Overall, we have seen that there is a very substantial agreement between the ISI JIF and the Google Scholar h-index for most sub disciplines. This means that for those sub-disciplines that have very limited ISI coverage (Finance & Accounting, Marketing and General Management & Strategy) the Google Scholar h-index could provide an excellent alternative for the 56-70% of journals not covered in ISI, especially given that for these disciplines the correlation between JIF and h-index for journals that did have ISI coverage ranged between .72 and .89. However, even for the other sub-disciplines the additional coverage provided by Google Scholar could be useful. Where the ISI JIF and the Google Scholar h-index diverged this was generally caused by one of two factors.
Factor 1: JIF's sensitivity to one-hit wonders

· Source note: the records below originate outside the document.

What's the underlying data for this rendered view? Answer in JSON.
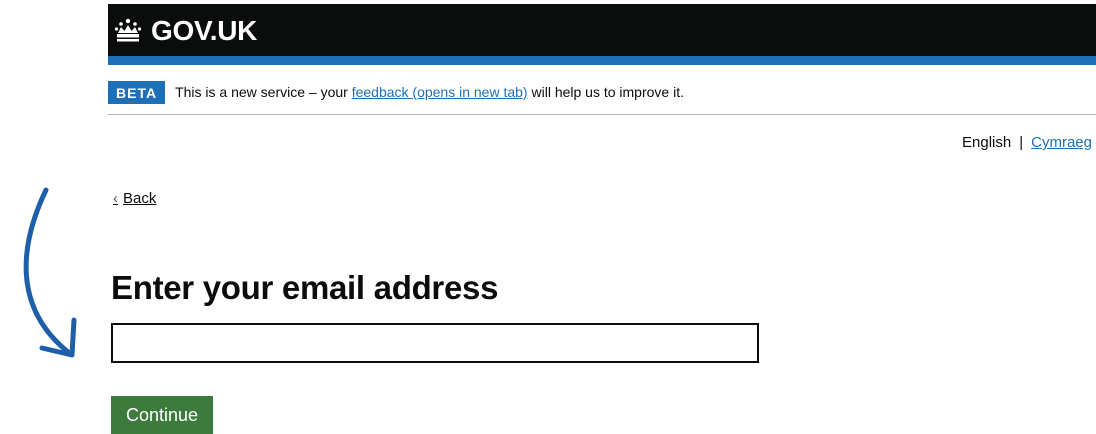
{
  "header": {
    "logo_text": "GOV.UK",
    "logo_icon": "crown-icon"
  },
  "phase_banner": {
    "tag": "BETA",
    "text_before": "This is a new service – your ",
    "link_text": "feedback (opens in new tab)",
    "text_after": " will help us to improve it."
  },
  "language": {
    "current": "English",
    "separator": "|",
    "alternate": "Cymraeg"
  },
  "back_link": {
    "label": "Back",
    "icon": "chevron-left-icon"
  },
  "form": {
    "heading": "Enter your email address",
    "email_value": "",
    "submit_label": "Continue"
  },
  "annotation": {
    "icon": "curved-arrow-icon",
    "color": "#1d5fa8"
  },
  "colors": {
    "header_bg": "#0b0c0c",
    "brand_blue": "#1d70b8",
    "button_green": "#3d7a3d"
  }
}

The sensitivity of the JIF to individual highly cited papers, which - especially for journals that publish relatively few papers artificially inflates the JIF in comparison to the h-index. Using mean scores produces distorted results if distributions are non-normal. In this respect, the h-index is a more robust measure. It is true that the h-index is influenced by the number of papers published and hence that journals that publish a lot of papers have a better chance to reach a high h-index. However, journals producing a larger number of highly cited papers have more impact on the field even if the average article in this journal is less highly cited than the average article in a journal that publishes fewer articles.

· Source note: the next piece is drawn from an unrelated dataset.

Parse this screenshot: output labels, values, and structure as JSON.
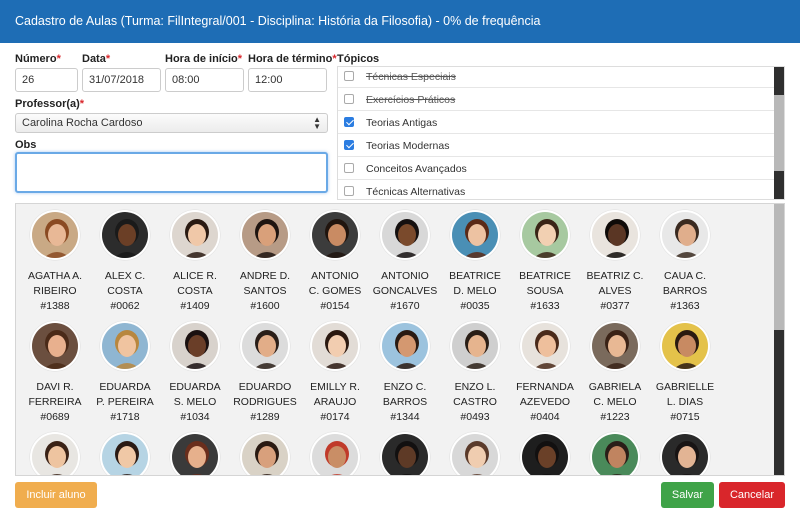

Journals such as Strategic Management Journal, the Academy of Management Journal, Organization Science and Management Science have higher h-indices than the Journal of Marketing and the Academy of Management Review (on average 55 versus on average 46), whereas they have much lower JIFs (on average 2.32 versus on average 3.95). However, as we have seen above, the high JIFs of the latter two journals are mostly caused by a very limited number (2-4) highly cited papers. Hence, I would argue that the h-index provides a more accurate picture of the generally very similar standing of these six journals.
Factor 2: Google Scholar's broader coverage
The key reason why some journals showed a relatively high h-index in comparison to their JIF lies in the broader coverage of Google Scholar. There are four main aspects to this broader coverage.
- Some journals have a strong policy impact and their articles are highly cited in policy documents or NBER working papers, neither of which are included in ISI.
- Articles in other journals, often published outside North America, are heavily cited in non North-American journals that are often not ISI indexed.
- Third, articles in some journals, especially in the area of computer science/information systems, are highly cited in conference papers, which tend to be the most important publication outlets in this field.
- Finally, some sub-disciplines such as Strategy and International Business generally have a low coverage in ISI. As a result the h-index better reflect the broad coverage of these journals.
Overall, I therefore argue that the Google Scholar h-index provides a more comprehensive measure of journal impact, in terms of both the number of journals and the number of citations covered.